# Cauchy Product

• Feb 14th 2009, 08:15 PM
manjohn12
Cauchy Product
Suppose $\displaystyle \sum a_{n}z^{n}$ and $\displaystyle \sum b_{n}z^{n}$ have radii of convergence $\displaystyle R_1$ and $\displaystyle R_2$ respectively. Show that the Cauchy Product $\displaystyle \sum c_{n}z^{n}$ converges for $\displaystyle |z| < \min(R_1, R_2)$.

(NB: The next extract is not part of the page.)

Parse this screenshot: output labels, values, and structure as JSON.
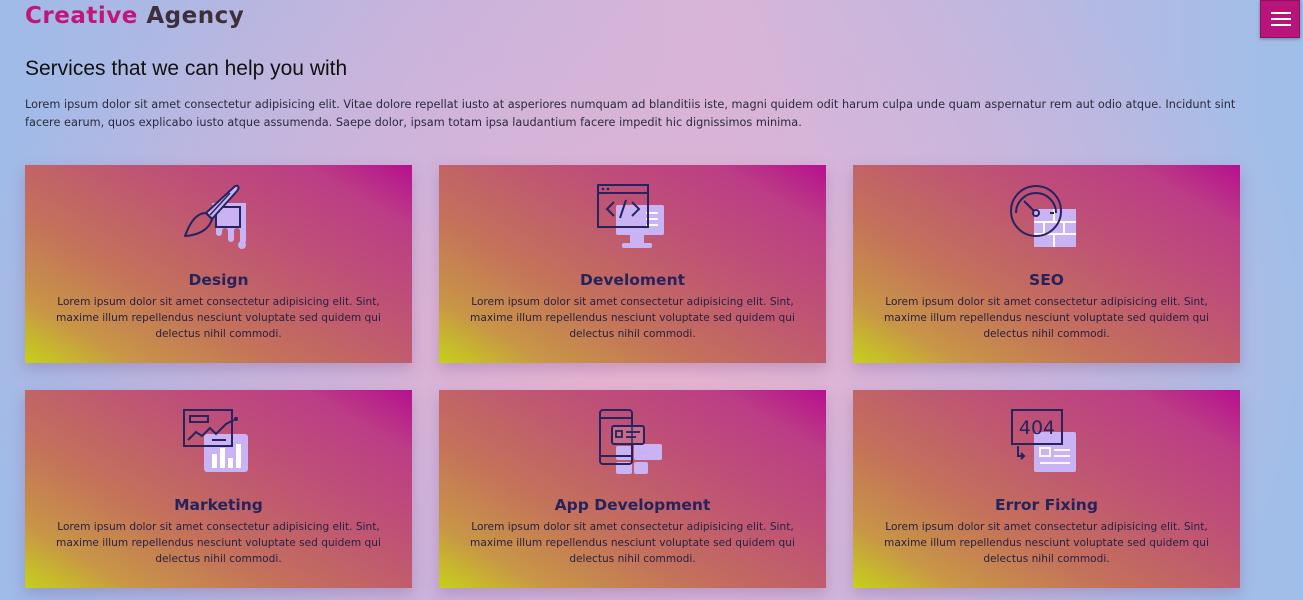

So $\displaystyle \sum c_nz^{n} = \sum_{k=0}^{n} a_{k}b_{n-k}z^{n}$. Assume $\displaystyle |z| < \min(R_1, R_2)$. Put $\displaystyle |z| = \min(R_1, R_2) - 2 \delta$ where $\displaystyle \delta < \min(R_1, R_2)$. Then $\displaystyle \overline{\lim}|c_n|^{1/n} = \frac{1}{\min(R_1,R_2)}$ for $\displaystyle n$ large enough. Thus $\displaystyle |c_{n}z^{k}| \leq \left(\frac{\min(R_1,R_2)-2 \delta}{\min(R_1,R_2)- \delta} \right)^{k}$. Thus $\displaystyle \sum c_{n}z^{n}$ converges.

Is this correct?
• Feb 15th 2009, 03:55 AM
HallsofIvy
Quote:

Originally Posted by manjohn12
Suppose $\displaystyle \sum a_{n}z^{n}$ and $\displaystyle \sum b_{n}z^{n}$ have radii of convergence $\displaystyle R_1$ and $\displaystyle R_2$ respectively. Show that the Cauchy Product $\displaystyle \sum c_{n}z^{n}$ converges for $\displaystyle |z| < \min(R_1, R_2)$.

So $\displaystyle \sum c_nz^{n} = \sum_{k=0}^{n} a_{k}b_{n-k}z^{n}$. Assume $\displaystyle |z| < \min(R_1, R_2)$. Put $\displaystyle |z| = \min(R_1, R_2) - 2 \delta$ where $\displaystyle \delta < \min(R_1, R_2)$. Then $\displaystyle \overline{\lim}|c_n|^{1/n} = \frac{1}{\min(R_1,R_2)}$ for $\displaystyle n$ large enough. Thus $\displaystyle |c_{n}z^{k}| \leq \left(\frac{\min(R_1,R_2)-2 \delta}{\min(R_1,R_2)- \delta} \right)^{k}$. Thus $\displaystyle \sum c_{n}z^{n}$ converges.

Is this correct?

Yes, it is. Notice, however, that this does NOT say that the radius of convergence is min(R1,R2). It is possible that the Cauchy product of two power series converges outside the radius of convergence of one of them.